Families in bright red Louisville Cardinals sweatshirts were out for walks together, kids ran amok over thawing patches of mud and wood chips on the playgrounds, and dogs on leashes were everywhere, begging to be kidnapped and taken back to my hotel suite. There would have been room. I lost my place on the map as I tracked it online, but I think my meander through the park along the banks of the Ohio River was about four miles long. It was exhausting; those six sedentary days had clearly taken their toll. As I peeled my base layer off and melted under the stream of scalding shower water, I was out of breath and just shy of miserable, still achy, eyes throbbing and throat parched.

But the sun had come out to warm me back to the world of the living, the world of the normal. And when I flew home the next morning, I was happy I'd ventured out to say hello back.

Now, safe and sane back at home in Chicago, my balance has returned. The sun knew I didn't need it to welcome me back here; the grey skies and unexpected blasts of arctic air are homecoming gift enough. It is not 53 degrees. I find myself, in fact, preparing for the winter storm to end all winter storms.

This is the most formidable snow to hit the Windy City since 1967, to hear the meteorologists tell it — they must be wetting their pants with excitement.

My mother says she remembers that snowstorm. She was 11.

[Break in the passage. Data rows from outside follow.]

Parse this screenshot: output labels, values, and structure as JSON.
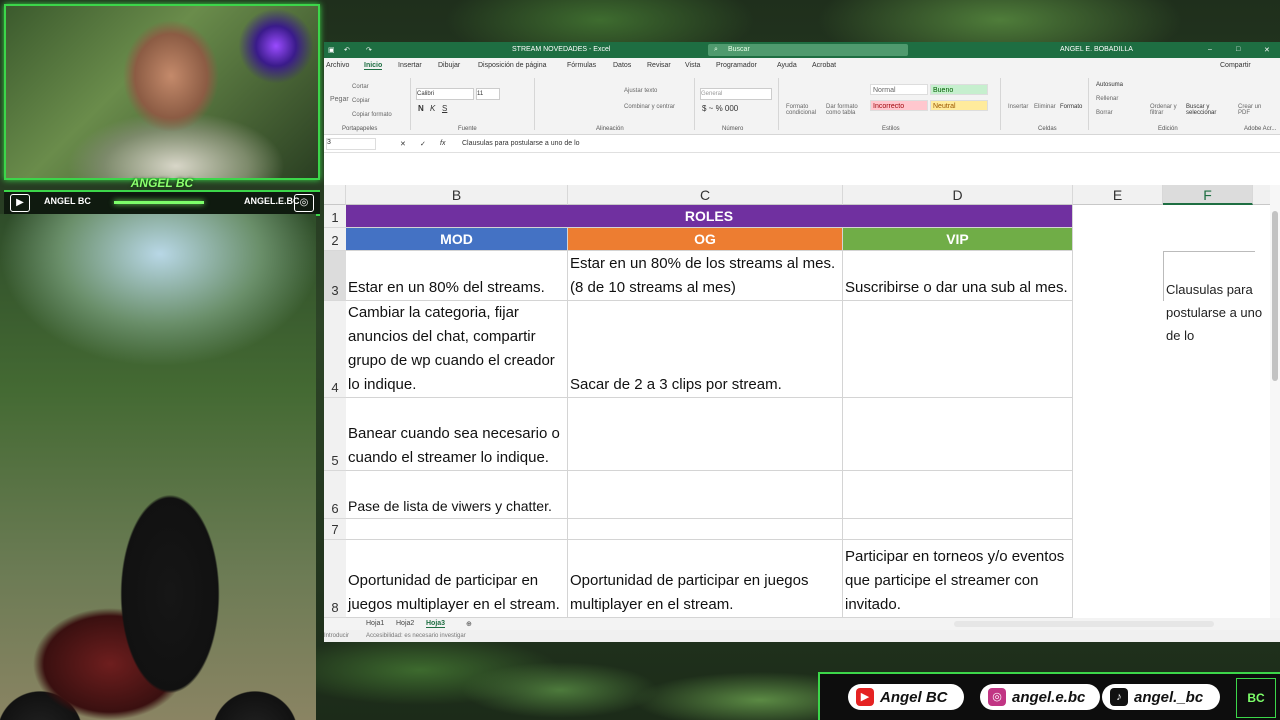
{
  "streamer": {
    "cam_name": "ANGEL BC",
    "cam_left_label": "ANGEL BC",
    "cam_right_label": "ANGEL.E.BC"
  },
  "excel": {
    "title": "STREAM NOVEDADES - Excel",
    "search_placeholder": "Buscar",
    "user": "ANGEL E. BOBADILLA",
    "share_label": "Compartir",
    "menu": [
      "Archivo",
      "Inicio",
      "Insertar",
      "Dibujar",
      "Disposición de página",
      "Fórmulas",
      "Datos",
      "Revisar",
      "Vista",
      "Programador",
      "Ayuda",
      "Acrobat"
    ],
    "ribbon": {
      "font_name": "Calibri",
      "font_size": "11",
      "pegar": "Pegar",
      "cortar": "Cortar",
      "copiar": "Copiar",
      "copiar_formato": "Copiar formato",
      "ajustar_texto": "Ajustar texto",
      "combinar": "Combinar y centrar",
      "number_format": "General",
      "formato_condicional": "Formato condicional",
      "dar_formato_tabla": "Dar formato como tabla",
      "styles": [
        "Normal",
        "Bueno",
        "Incorrecto",
        "Neutral"
      ],
      "insertar": "Insertar",
      "eliminar": "Eliminar",
      "formato": "Formato",
      "autosuma": "Autosuma",
      "rellenar": "Rellenar",
      "borrar": "Borrar",
      "ordenar": "Ordenar y filtrar",
      "buscar": "Buscar y seleccionar",
      "crear_pdf": "Crear un PDF",
      "groups": [
        "Portapapeles",
        "Fuente",
        "Alineación",
        "Número",
        "Estilos",
        "Celdas",
        "Edición",
        "Adobe Acr..."
      ]
    },
    "formula_bar": {
      "name_box": "3",
      "content": "Clausulas para postularse a uno de lo"
    },
    "columns": [
      "B",
      "C",
      "D",
      "E",
      "F"
    ],
    "rows": [
      "1",
      "2",
      "3",
      "4",
      "5",
      "6",
      "7",
      "8"
    ],
    "cells": {
      "roles": "ROLES",
      "mod": "MOD",
      "og": "OG",
      "vip": "VIP",
      "r3b": "Estar en un 80% del streams.",
      "r3c": "Estar en un 80% de los streams al mes. (8 de 10 streams al mes)",
      "r3d": "Suscribirse o dar una sub al mes.",
      "r4b": "Cambiar la categoria, fijar anuncios del chat, compartir grupo de wp cuando el creador lo indique.",
      "r4c": "Sacar de 2 a 3 clips por stream.",
      "r5b": "Banear cuando sea necesario o cuando el streamer lo indique.",
      "r6b": "Pase de lista de viwers y chatter.",
      "r8b": "Oportunidad de participar en juegos multiplayer en el stream.",
      "r8c": "Oportunidad de participar en juegos multiplayer en el stream.",
      "r8d": "Participar en torneos y/o eventos que participe el streamer con invitado.",
      "f_note": "Clausulas para postularse a uno de lo"
    },
    "sheets": [
      "Hoja1",
      "Hoja2",
      "Hoja3"
    ],
    "status": {
      "mode": "Introducir",
      "accessibility": "Accesibilidad: es necesario investigar"
    },
    "colors": {
      "roles": "#7030a0",
      "mod": "#4472c4",
      "og": "#ed7d31",
      "vip": "#70ad47",
      "excel_green": "#1e6e42"
    }
  },
  "social": {
    "youtube": "Angel BC",
    "instagram": "angel.e.bc",
    "tiktok": "angel._bc",
    "logo": "BC"
  }
}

I'll believe the radar hype when I see it in its powdery flesh — we were expecting the storm of the century back in November and were left with little more than meteorological blue balls. There, I said it. Still, snow puns abounded on Twitter today: snowmageddon, snowpocalypse, Snow-prah Winfrey, Snow-torious B.I.G., Barry Mani-snow. I just made that last one up. (Snoowki? All right, it's a stretch.)

There's a citywide panic to collect as many eggs and loaves of bread as possible before the worst of the weather sets in. The parking lot of the grocery store was an accident waiting to happen, and it was every man for himself inside. I was willing to fight for the death for my broccoli and jumbo bag of jasmine rice; luckily for my fellow shoppers, it never came to that.

A friend and I settled in with two episodes of Gossip Girl and gorged ourselves on Thai food until we looked outside and saw the rooftops coated in white. She rushed home to the Ukrainian Village, and I rushed to the kitchen to put on a pot of pasta e fagioli soup. Which I didn't realize needed to simmer for two and a half hours.

So here I am. The gas flame glows blue under the pot, and I check it occasionally. I turned off the television — Alton Brown was making enchiladas — and put on Chet Baker, Fruit Bats, Mumford & Sons. I shuffle past Radiohead and Creedence Clearwater Revival. That's not winter music.

Despite the general population's frenzy to hunker down, I am calm. I'm warm at home and stocked with enough produce to feed a family of rabbits for days.

The city's lights have turned the sky orange; I opened my blinds to watch errant snowflakes drift by knotty, bare black branches. The street below me is pristine; not a single car has passed since the snow started to stick. But a train rumbles by every few minutes, a reminder that there's still life outside — not just a still life — though there are no passengers boarding. Empty. Empty. Empty.

This is the weather I've waited for all winter, the white Christmas I wanted but didn't get. I want to be the city the Weather Channel goes on and on about. I want a bright-blue ticker of school cancellations along the bottom of my television screen. I want pictures of bundled-up babies to clutter my Facebook feed. I want to see kids running amok through paths walled off by the newly plowed snow, and bewildered dogs in little snowshoes experiencing their first big winter adventure. I want to put my boots on and trudge through the heart-attack snow to grab the half-gallon of organic milk I forgot to pick up while I was out. I want to drag my forgotten yoga mat out of the coat closet and stretch out on my new, old wooden floors. I want to bask in the glory of my easy commute to the "home office," proud to be working while everyone else takes a snow day.

I'll enjoy Tom…Snow-kaw for about 30 minutes, then I'll change my mind and decide I'm ready for capri pants and baseball season, patent-leather flats and fireworks in Montrose Harbor. Even 53 degrees won't be enough for me, and I won't be sorry for it. Because I'm a Chicagoan, dammit.